WHAT TO WORK ON
From the first line to the last, copy the data below word for word.

** RECORDS PROVIDED follows **

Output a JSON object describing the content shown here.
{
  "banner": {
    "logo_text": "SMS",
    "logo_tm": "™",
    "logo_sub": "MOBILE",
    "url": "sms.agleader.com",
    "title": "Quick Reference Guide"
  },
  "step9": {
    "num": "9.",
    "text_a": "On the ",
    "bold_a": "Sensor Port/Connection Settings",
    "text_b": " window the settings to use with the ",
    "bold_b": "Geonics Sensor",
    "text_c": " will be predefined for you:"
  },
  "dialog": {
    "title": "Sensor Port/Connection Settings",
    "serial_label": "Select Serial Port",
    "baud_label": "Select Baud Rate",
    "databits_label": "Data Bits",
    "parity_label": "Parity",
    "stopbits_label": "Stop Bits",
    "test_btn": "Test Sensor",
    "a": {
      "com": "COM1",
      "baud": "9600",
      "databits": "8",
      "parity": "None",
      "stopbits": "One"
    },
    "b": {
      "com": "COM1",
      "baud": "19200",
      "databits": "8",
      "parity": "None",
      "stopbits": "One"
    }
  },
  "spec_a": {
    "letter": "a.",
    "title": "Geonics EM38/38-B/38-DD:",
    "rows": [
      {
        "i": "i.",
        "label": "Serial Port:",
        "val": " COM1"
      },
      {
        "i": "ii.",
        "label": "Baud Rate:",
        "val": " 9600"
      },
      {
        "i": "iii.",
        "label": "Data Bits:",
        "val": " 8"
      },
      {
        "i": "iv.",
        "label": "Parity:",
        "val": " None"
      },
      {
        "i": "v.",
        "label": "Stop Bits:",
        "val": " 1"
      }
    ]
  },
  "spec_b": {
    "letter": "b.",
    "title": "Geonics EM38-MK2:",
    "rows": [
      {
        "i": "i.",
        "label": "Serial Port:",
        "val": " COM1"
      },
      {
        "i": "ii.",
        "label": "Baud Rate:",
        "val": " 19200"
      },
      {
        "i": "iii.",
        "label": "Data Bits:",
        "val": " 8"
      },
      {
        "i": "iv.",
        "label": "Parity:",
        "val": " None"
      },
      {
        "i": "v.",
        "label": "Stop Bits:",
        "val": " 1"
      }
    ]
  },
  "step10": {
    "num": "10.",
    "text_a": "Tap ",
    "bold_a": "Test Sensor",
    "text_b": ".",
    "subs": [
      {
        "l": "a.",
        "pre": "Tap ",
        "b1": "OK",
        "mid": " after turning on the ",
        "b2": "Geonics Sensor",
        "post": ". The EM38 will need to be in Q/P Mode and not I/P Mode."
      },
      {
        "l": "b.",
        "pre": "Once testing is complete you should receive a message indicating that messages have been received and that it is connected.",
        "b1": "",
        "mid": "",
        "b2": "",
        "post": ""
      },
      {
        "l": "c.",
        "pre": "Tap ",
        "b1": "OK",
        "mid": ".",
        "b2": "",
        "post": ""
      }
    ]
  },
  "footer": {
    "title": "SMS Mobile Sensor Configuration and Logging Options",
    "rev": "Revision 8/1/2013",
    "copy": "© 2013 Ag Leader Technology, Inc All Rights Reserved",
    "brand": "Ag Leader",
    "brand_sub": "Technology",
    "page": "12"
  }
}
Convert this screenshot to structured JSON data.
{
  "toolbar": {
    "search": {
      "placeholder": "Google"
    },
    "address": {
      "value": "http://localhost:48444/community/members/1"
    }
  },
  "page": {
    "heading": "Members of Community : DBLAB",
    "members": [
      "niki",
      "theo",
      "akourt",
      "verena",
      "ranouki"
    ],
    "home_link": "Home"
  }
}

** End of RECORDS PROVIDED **

EXERCISE ANSWER
Output a JSON object describing the content shown here.
{
  "banner": {
    "logo_text": "SMS",
    "logo_tm": "™",
    "logo_sub": "MOBILE",
    "url": "sms.agleader.com",
    "title": "Quick Reference Guide"
  },
  "step9": {
    "num": "9.",
    "text_a": "On the ",
    "bold_a": "Sensor Port/Connection Settings",
    "text_b": " window the settings to use with the ",
    "bold_b": "Geonics Sensor",
    "text_c": " will be predefined for you:"
  },
  "dialog": {
    "title": "Sensor Port/Connection Settings",
    "serial_label": "Select Serial Port",
    "baud_label": "Select Baud Rate",
    "databits_label": "Data Bits",
    "parity_label": "Parity",
    "stopbits_label": "Stop Bits",
    "test_btn": "Test Sensor",
    "a": {
      "com": "COM1",
      "baud": "9600",
      "databits": "8",
      "parity": "None",
      "stopbits": "One"
    },
    "b": {
      "com": "COM1",
      "baud": "19200",
      "databits": "8",
      "parity": "None",
      "stopbits": "One"
    }
  },
  "spec_a": {
    "letter": "a.",
    "title": "Geonics EM38/38-B/38-DD:",
    "rows": [
      {
        "i": "i.",
        "label": "Serial Port:",
        "val": " COM1"
      },
      {
        "i": "ii.",
        "label": "Baud Rate:",
        "val": " 9600"
      },
      {
        "i": "iii.",
        "label": "Data Bits:",
        "val": " 8"
      },
      {
        "i": "iv.",
        "label": "Parity:",
        "val": " None"
      },
      {
        "i": "v.",
        "label": "Stop Bits:",
        "val": " 1"
      }
    ]
  },
  "spec_b": {
    "letter": "b.",
    "title": "Geonics EM38-MK2:",
    "rows": [
      {
        "i": "i.",
        "label": "Serial Port:",
        "val": " COM1"
      },
      {
        "i": "ii.",
        "label": "Baud Rate:",
        "val": " 19200"
      },
      {
        "i": "iii.",
        "label": "Data Bits:",
        "val": " 8"
      },
      {
        "i": "iv.",
        "label": "Parity:",
        "val": " None"
      },
      {
        "i": "v.",
        "label": "Stop Bits:",
        "val": " 1"
      }
    ]
  },
  "step10": {
    "num": "10.",
    "text_a": "Tap ",
    "bold_a": "Test Sensor",
    "text_b": ".",
    "subs": [
      {
        "l": "a.",
        "pre": "Tap ",
        "b1": "OK",
        "mid": " after turning on the ",
        "b2": "Geonics Sensor",
        "post": ". The EM38 will need to be in Q/P Mode and not I/P Mode."
      },
      {
        "l": "b.",
        "pre": "Once testing is complete you should receive a message indicating that messages have been received and that it is connected.",
        "b1": "",
        "mid": "",
        "b2": "",
        "post": ""
      },
      {
        "l": "c.",
        "pre": "Tap ",
        "b1": "OK",
        "mid": ".",
        "b2": "",
        "post": ""
      }
    ]
  },
  "footer": {
    "title": "SMS Mobile Sensor Configuration and Logging Options",
    "rev": "Revision 8/1/2013",
    "copy": "© 2013 Ag Leader Technology, Inc All Rights Reserved",
    "brand": "Ag Leader",
    "brand_sub": "Technology",
    "page": "12"
  }
}
Convert this screenshot to structured JSON data.
{
  "toolbar": {
    "search": {
      "placeholder": "Google"
    },
    "address": {
      "value": "http://localhost:48444/community/members/1"
    }
  },
  "page": {
    "heading": "Members of Community : DBLAB",
    "members": [
      "niki",
      "theo",
      "akourt",
      "verena",
      "ranouki"
    ],
    "home_link": "Home"
  }
}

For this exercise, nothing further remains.